Here I've got pics of some real steep old wiring from Austria. A tenant told me the old owner of the house (roughly 30 apartments, built around 1905) died in 1983, and from that day NOTHING was done to the house. The daughter lived in NYC and only flew to Austria every few years, lodged at Vienna's most expensive hotel, had the manager drive her around in his Rolls and cashed all rent money.
Note: in Austria if you own an apartment house it's very common to get a property management company that does all the work like taking care of the finances, deciding about smaller repairs and getting rid of tenants who complain of problems in their apartments. I know those management companies both as a tenant and son of a landlord in another place and neither like them. Their main job seems to be to get as much cash as possible out of the house without handing it over to the owner. That usually results in low-quality repairs if any.
This particular manager went belly up with about 50 000 Euro debt, went to jail for two years and now runs the next property management company...
Anyway. The wiring is most likely original in most parts, some stuff was redone in the 50s, some even later, but that's mostly patch work.
The pictures are on Photobucket, because I already uploaded them for another board, if you want feel free to copy them to the ECN server.
I don't know for sure what this is, but I think the main feed from the street comes in at the right top corner and at the bottom you have a cable that goes through the cellar to the riser that feeds all apartments.
A main fuse box. Pretty neat compared with what you'll see later.
The HRC fused switch at the left is probably the main fuse as it isn't labeled and there are 100A fuses in it. The one to the right is for a small shop and only has 25A fuses in it. 3 Diazed fuses would have been enough...
The D III fuses above are the main fuses for an apartment and a set of unused fuses. 35A. 3x35A is hefty, even considering the apartment is 200m2.
Those fuses are ahed of the meters and every tenant has got a key to these fuse boxes.
Yikes, what a mess!
Most of the fuses are unused because either the apartments are vacant or two apartments have been connected together. Still, it looks awful, and somebody removed PoCo disconnect stickers.
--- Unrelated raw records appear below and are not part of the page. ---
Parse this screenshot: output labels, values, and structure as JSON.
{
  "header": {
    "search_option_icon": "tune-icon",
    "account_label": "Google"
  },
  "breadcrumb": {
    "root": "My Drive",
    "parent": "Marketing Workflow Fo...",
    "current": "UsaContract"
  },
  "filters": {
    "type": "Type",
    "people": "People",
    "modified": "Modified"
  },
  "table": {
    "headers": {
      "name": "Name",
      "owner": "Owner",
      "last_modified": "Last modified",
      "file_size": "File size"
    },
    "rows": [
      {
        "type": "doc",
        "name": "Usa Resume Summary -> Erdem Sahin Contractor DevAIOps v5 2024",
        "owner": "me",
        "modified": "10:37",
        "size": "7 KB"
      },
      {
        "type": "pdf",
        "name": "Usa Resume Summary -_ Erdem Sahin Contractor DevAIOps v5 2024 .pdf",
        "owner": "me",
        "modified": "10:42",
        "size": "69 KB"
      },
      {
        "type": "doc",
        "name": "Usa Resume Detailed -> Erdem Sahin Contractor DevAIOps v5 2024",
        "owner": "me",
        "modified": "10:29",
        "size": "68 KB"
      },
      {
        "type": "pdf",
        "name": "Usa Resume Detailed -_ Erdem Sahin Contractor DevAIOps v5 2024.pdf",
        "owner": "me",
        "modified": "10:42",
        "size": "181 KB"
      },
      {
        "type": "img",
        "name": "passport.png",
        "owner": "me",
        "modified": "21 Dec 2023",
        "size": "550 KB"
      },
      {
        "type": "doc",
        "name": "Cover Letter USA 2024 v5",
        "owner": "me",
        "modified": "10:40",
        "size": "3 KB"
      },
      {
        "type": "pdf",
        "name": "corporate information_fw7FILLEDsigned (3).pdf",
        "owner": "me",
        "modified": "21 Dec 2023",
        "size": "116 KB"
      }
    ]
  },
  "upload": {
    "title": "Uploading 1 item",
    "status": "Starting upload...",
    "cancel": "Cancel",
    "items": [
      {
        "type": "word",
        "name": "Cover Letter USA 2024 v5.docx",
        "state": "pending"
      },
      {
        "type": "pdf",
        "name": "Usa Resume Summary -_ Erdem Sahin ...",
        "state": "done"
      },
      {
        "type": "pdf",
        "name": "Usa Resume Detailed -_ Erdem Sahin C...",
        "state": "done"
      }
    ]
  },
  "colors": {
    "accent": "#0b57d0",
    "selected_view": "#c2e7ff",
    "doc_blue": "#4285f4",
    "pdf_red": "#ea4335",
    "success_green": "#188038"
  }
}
The meter box for the elevator, dated February 1958.
Detail of the fuses and switch
That's some kind of phone patch panel that seems to run most of the block according to the old labeling.
To be continued...